### TO DO
Would you repeat the listing exactly but omit every picture?

### INFORMATION SUPPLIED
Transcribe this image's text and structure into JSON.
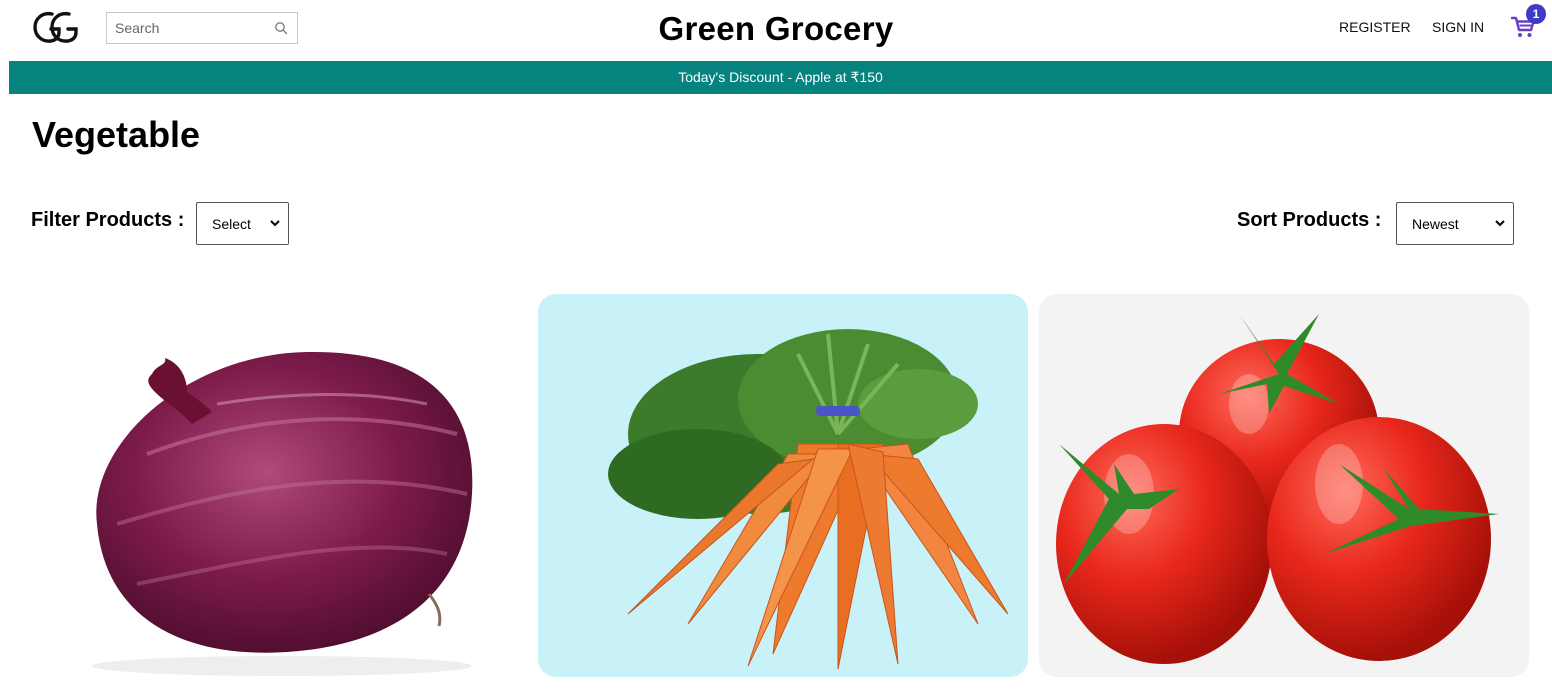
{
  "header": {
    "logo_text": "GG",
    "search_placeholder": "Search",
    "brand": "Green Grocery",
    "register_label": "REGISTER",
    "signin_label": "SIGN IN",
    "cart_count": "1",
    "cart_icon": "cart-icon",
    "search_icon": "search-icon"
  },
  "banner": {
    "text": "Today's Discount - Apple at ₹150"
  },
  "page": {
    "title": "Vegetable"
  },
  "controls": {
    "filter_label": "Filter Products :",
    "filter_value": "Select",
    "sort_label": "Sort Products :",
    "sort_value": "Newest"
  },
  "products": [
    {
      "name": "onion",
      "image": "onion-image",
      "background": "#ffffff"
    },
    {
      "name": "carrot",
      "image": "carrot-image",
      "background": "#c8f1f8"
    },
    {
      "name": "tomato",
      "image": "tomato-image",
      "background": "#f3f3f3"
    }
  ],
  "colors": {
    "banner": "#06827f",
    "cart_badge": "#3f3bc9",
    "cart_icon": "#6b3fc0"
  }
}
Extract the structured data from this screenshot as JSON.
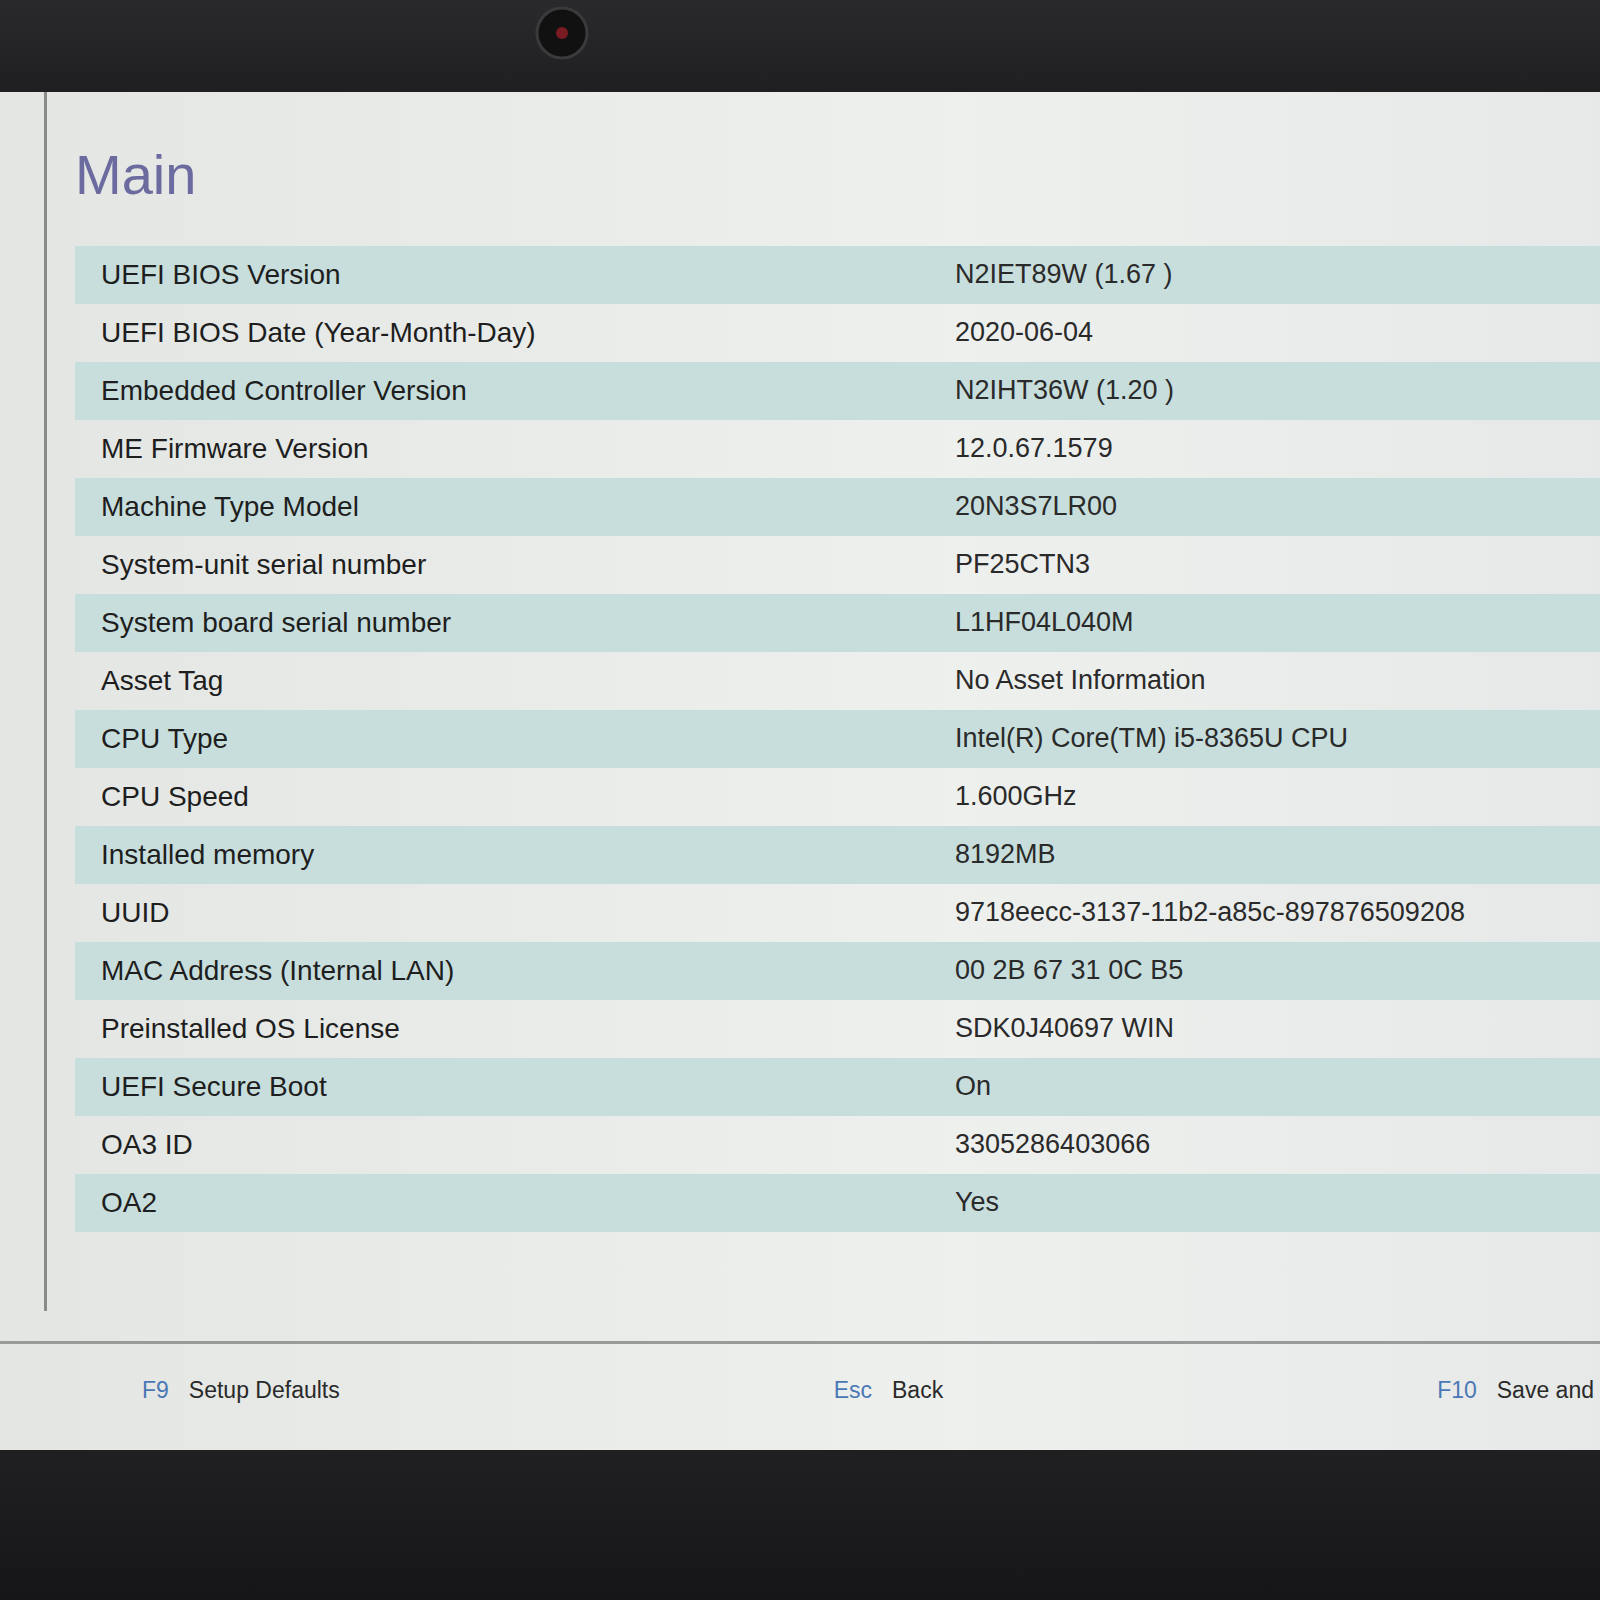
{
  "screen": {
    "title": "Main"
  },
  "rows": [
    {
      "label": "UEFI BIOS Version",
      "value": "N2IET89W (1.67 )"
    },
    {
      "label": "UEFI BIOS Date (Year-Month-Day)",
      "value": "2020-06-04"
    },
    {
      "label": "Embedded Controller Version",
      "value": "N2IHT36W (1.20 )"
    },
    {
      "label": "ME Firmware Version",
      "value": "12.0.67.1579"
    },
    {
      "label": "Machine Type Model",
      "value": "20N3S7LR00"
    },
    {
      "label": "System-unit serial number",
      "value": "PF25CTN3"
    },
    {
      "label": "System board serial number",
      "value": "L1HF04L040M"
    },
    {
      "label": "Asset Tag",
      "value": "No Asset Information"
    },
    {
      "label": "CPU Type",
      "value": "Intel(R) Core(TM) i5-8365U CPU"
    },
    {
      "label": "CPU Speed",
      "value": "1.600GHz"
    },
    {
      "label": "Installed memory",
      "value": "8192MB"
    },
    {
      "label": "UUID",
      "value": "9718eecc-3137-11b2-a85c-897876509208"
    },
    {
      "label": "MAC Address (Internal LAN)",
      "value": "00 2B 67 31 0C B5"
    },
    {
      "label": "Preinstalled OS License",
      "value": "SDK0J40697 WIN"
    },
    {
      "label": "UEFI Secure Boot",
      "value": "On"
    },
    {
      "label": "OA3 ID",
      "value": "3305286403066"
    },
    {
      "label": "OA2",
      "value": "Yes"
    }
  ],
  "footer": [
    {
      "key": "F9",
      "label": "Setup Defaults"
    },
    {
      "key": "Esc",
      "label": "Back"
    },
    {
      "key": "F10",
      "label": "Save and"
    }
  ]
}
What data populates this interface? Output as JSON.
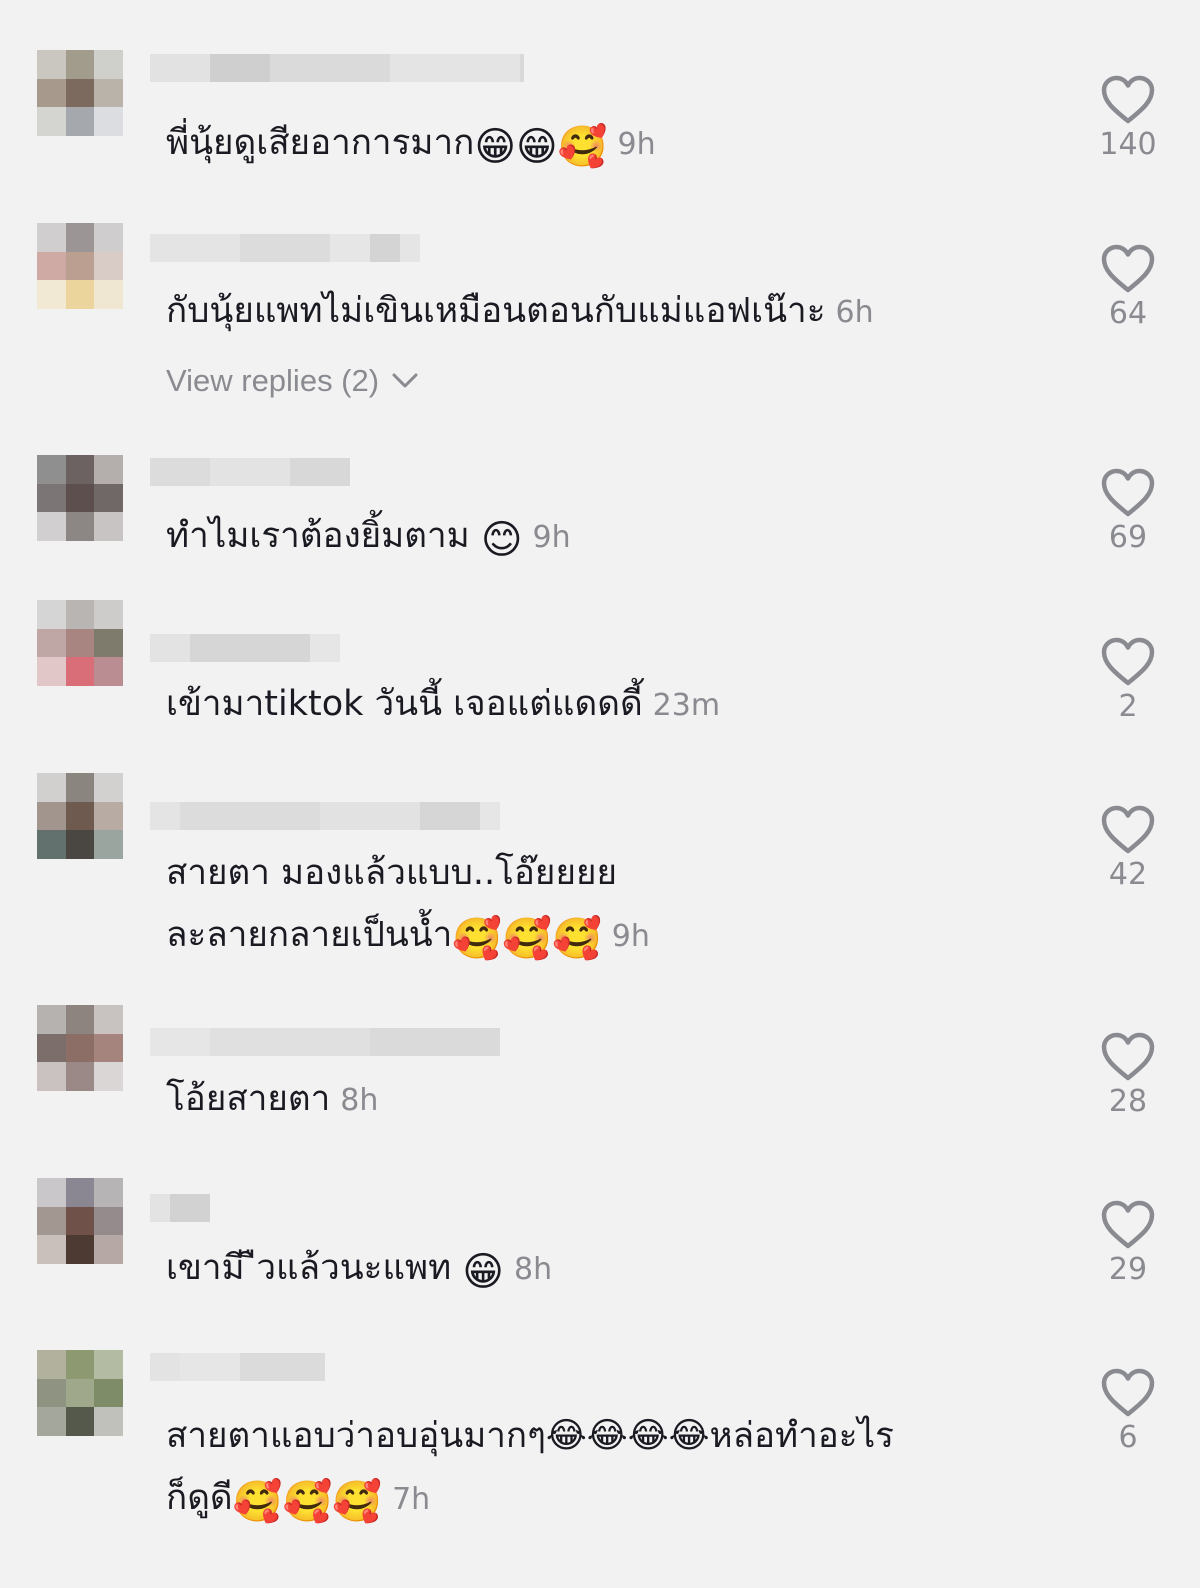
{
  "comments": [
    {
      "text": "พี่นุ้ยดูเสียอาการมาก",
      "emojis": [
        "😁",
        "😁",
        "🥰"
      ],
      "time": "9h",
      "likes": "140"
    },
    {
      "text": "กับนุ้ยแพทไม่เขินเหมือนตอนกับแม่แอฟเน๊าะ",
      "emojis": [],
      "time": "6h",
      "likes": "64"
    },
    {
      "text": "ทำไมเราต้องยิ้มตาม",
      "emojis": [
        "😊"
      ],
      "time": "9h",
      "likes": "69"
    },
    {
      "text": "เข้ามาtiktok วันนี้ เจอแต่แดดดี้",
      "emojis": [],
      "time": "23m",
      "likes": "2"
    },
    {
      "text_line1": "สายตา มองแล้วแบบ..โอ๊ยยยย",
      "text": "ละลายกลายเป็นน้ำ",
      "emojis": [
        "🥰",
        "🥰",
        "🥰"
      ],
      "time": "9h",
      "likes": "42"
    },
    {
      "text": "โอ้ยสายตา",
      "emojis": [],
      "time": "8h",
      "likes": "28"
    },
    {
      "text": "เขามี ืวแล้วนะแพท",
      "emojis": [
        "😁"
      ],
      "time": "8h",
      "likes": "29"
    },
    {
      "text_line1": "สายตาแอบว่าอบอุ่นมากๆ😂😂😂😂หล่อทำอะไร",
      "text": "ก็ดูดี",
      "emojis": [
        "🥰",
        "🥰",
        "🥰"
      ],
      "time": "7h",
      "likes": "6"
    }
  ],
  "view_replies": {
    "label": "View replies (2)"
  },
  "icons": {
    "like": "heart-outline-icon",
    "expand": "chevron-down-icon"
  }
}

### ANSWER TO THIS PROBLEM
Transcribe this image's text and structure into JSON.
{
  "header": {
    "logo_text": "GG",
    "search_placeholder": "Search",
    "brand": "Green Grocery",
    "register_label": "REGISTER",
    "signin_label": "SIGN IN",
    "cart_count": "1",
    "cart_icon": "cart-icon",
    "search_icon": "search-icon"
  },
  "banner": {
    "text": "Today's Discount - Apple at ₹150"
  },
  "page": {
    "title": "Vegetable"
  },
  "controls": {
    "filter_label": "Filter Products :",
    "filter_value": "Select",
    "sort_label": "Sort Products :",
    "sort_value": "Newest"
  },
  "products": [
    {
      "name": "onion",
      "image": "onion-image",
      "background": "#ffffff"
    },
    {
      "name": "carrot",
      "image": "carrot-image",
      "background": "#c8f1f8"
    },
    {
      "name": "tomato",
      "image": "tomato-image",
      "background": "#f3f3f3"
    }
  ],
  "colors": {
    "banner": "#06827f",
    "cart_badge": "#3f3bc9",
    "cart_icon": "#6b3fc0"
  }
}
Extract the structured data from this screenshot as JSON.
{
  "screen": {
    "title": "Main"
  },
  "rows": [
    {
      "label": "UEFI BIOS Version",
      "value": "N2IET89W (1.67 )"
    },
    {
      "label": "UEFI BIOS Date (Year-Month-Day)",
      "value": "2020-06-04"
    },
    {
      "label": "Embedded Controller Version",
      "value": "N2IHT36W (1.20 )"
    },
    {
      "label": "ME Firmware Version",
      "value": "12.0.67.1579"
    },
    {
      "label": "Machine Type Model",
      "value": "20N3S7LR00"
    },
    {
      "label": "System-unit serial number",
      "value": "PF25CTN3"
    },
    {
      "label": "System board serial number",
      "value": "L1HF04L040M"
    },
    {
      "label": "Asset Tag",
      "value": "No Asset Information"
    },
    {
      "label": "CPU Type",
      "value": "Intel(R) Core(TM) i5-8365U CPU"
    },
    {
      "label": "CPU Speed",
      "value": "1.600GHz"
    },
    {
      "label": "Installed memory",
      "value": "8192MB"
    },
    {
      "label": "UUID",
      "value": "9718eecc-3137-11b2-a85c-897876509208"
    },
    {
      "label": "MAC Address (Internal LAN)",
      "value": "00 2B 67 31 0C B5"
    },
    {
      "label": "Preinstalled OS License",
      "value": "SDK0J40697 WIN"
    },
    {
      "label": "UEFI Secure Boot",
      "value": "On"
    },
    {
      "label": "OA3 ID",
      "value": "3305286403066"
    },
    {
      "label": "OA2",
      "value": "Yes"
    }
  ],
  "footer": [
    {
      "key": "F9",
      "label": "Setup Defaults"
    },
    {
      "key": "Esc",
      "label": "Back"
    },
    {
      "key": "F10",
      "label": "Save and"
    }
  ]
}
What data populates this interface? Output as JSON.
{
  "comments": [
    {
      "text": "พี่นุ้ยดูเสียอาการมาก",
      "emojis": [
        "😁",
        "😁",
        "🥰"
      ],
      "time": "9h",
      "likes": "140"
    },
    {
      "text": "กับนุ้ยแพทไม่เขินเหมือนตอนกับแม่แอฟเน๊าะ",
      "emojis": [],
      "time": "6h",
      "likes": "64"
    },
    {
      "text": "ทำไมเราต้องยิ้มตาม",
      "emojis": [
        "😊"
      ],
      "time": "9h",
      "likes": "69"
    },
    {
      "text": "เข้ามาtiktok วันนี้ เจอแต่แดดดี้",
      "emojis": [],
      "time": "23m",
      "likes": "2"
    },
    {
      "text_line1": "สายตา มองแล้วแบบ..โอ๊ยยยย",
      "text": "ละลายกลายเป็นน้ำ",
      "emojis": [
        "🥰",
        "🥰",
        "🥰"
      ],
      "time": "9h",
      "likes": "42"
    },
    {
      "text": "โอ้ยสายตา",
      "emojis": [],
      "time": "8h",
      "likes": "28"
    },
    {
      "text": "เขามี ืวแล้วนะแพท",
      "emojis": [
        "😁"
      ],
      "time": "8h",
      "likes": "29"
    },
    {
      "text_line1": "สายตาแอบว่าอบอุ่นมากๆ😂😂😂😂หล่อทำอะไร",
      "text": "ก็ดูดี",
      "emojis": [
        "🥰",
        "🥰",
        "🥰"
      ],
      "time": "7h",
      "likes": "6"
    }
  ],
  "view_replies": {
    "label": "View replies (2)"
  },
  "icons": {
    "like": "heart-outline-icon",
    "expand": "chevron-down-icon"
  }
}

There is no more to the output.